BERLIN (Reuters) - German attempts to inject some humour in Greece’s dire economic troubles, such as tongue-in-cheek suggestions to auction the Acropolis, may raise a chuckle in Germany, but Athens is not laughing.
“No, I don’t think it’s funny and I don’t think it’s a joke,” Greek Tourism and Culture Minister Pavlos Geroulanos told Reuters in an interview.
“I think the suggestion is absurd,” said Geroulanos when asked about an idea floated by some backbench members of the German parliament that Greece sell uninhabited islands to raise cash.
Germans are overwhelmingly opposed to providing any financial support to Greece even though the two countries are linked through their common currency, the euro.
German comedians have feasted on the debt crisis, but the jokes are falling flat for many Greeks especially in the lead up to the prime summer holiday season.
“I think comments like that are unfortunate and not building trust between the people,” the minister said at the ITB Berlin, the world’s biggest travel fair.
About one in five Greeks work in tourism, which accounts for roughly 20 percent of the nation’s 250-billion euro economy. Revenue fell by about 16 percent in 2009, partly because fewer Germans visited — down 4.2 percent to 2.26 million tourists, and there are fears for the current season.
Geroulanos said he believed protests in Greece against the government’s severe spending cutbacks would abate by the summer because the overwhelmingly majority of the population back the austerity measures. Social unrest could damage tourist numbers.
“The situation is quite fluid right now and it’s not the time to make predictions,” Geroulanos said, adding he hoped Germans would not be put off by the debt crisis or protests.
“The demonstrations are peaceful,” he said even though stone-throwing youths clashed with police in Athens on Thursday as tens of thousands of strikers protested against the cutbacks.
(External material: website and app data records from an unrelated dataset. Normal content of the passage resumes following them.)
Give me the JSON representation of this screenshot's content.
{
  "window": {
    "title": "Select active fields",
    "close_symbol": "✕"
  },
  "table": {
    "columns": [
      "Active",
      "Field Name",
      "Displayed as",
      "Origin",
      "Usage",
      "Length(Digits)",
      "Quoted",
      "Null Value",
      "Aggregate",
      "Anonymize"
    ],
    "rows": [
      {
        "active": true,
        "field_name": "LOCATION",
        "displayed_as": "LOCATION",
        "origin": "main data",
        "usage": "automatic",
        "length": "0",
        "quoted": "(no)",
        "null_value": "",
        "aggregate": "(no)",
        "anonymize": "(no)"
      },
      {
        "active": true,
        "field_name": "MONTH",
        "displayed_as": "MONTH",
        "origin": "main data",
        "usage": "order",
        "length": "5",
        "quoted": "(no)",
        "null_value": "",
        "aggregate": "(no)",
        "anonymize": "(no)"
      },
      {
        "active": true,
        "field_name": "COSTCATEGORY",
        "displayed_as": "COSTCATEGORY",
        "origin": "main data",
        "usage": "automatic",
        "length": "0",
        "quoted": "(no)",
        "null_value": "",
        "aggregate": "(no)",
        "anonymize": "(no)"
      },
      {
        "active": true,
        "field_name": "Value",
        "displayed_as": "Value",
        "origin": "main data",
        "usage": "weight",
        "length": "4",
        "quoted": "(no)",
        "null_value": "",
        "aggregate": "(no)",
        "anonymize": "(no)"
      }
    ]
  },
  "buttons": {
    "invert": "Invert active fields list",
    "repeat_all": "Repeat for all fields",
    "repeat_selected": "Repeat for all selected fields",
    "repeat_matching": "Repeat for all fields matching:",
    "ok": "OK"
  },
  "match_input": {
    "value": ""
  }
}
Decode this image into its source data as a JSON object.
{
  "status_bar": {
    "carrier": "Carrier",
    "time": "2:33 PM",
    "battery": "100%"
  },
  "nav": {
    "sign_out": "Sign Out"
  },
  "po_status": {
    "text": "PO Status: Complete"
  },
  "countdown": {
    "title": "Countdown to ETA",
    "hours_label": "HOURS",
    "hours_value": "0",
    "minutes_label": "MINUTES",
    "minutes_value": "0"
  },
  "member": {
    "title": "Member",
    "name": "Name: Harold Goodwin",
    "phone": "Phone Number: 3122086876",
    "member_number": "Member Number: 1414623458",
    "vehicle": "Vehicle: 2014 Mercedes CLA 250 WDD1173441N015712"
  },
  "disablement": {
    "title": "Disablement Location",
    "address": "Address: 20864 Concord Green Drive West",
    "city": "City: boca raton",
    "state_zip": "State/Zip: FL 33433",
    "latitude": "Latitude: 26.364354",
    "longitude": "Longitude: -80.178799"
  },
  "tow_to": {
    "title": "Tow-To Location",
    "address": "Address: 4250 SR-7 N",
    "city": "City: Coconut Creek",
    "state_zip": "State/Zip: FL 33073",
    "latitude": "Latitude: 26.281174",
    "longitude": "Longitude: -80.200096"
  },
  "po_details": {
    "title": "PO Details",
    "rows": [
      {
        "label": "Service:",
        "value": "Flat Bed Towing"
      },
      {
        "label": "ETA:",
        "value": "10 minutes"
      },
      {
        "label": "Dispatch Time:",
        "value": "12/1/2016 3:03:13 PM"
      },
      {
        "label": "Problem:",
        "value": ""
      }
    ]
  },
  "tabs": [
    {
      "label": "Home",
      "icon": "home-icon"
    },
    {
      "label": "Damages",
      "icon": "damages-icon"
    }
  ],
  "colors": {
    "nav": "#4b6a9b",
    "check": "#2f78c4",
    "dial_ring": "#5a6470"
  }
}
“Because most Greeks are supporting the measures of the government and understand they are absolutely necessary, we believe that by the summer things will have quieted down.”
The strikes have been organised by labour unions representing half of the country’s 5 million strong workforce. They are protesting cuts in civil servants’ income, tax hikes, a pension freeze and plans to raise the retirement age.
“We’re expecting them (Germans) to come to Greece,” he said, adding:
“They will find nothing less than Greek hospitality.”
That Greek hospitality does not extend to people making fun of them. Last month the German ambassador to Greece was summoned to the Greek Foreign Ministry to receive an official complaint about a German magazine.
The publication, Focus had a photo montage on its cover of an ancient Greek statue making an obscene gesture next to the headline: “Cheats in the euro family.”
Additional reporting by Maria Sheahan; Editing by Matthew Jones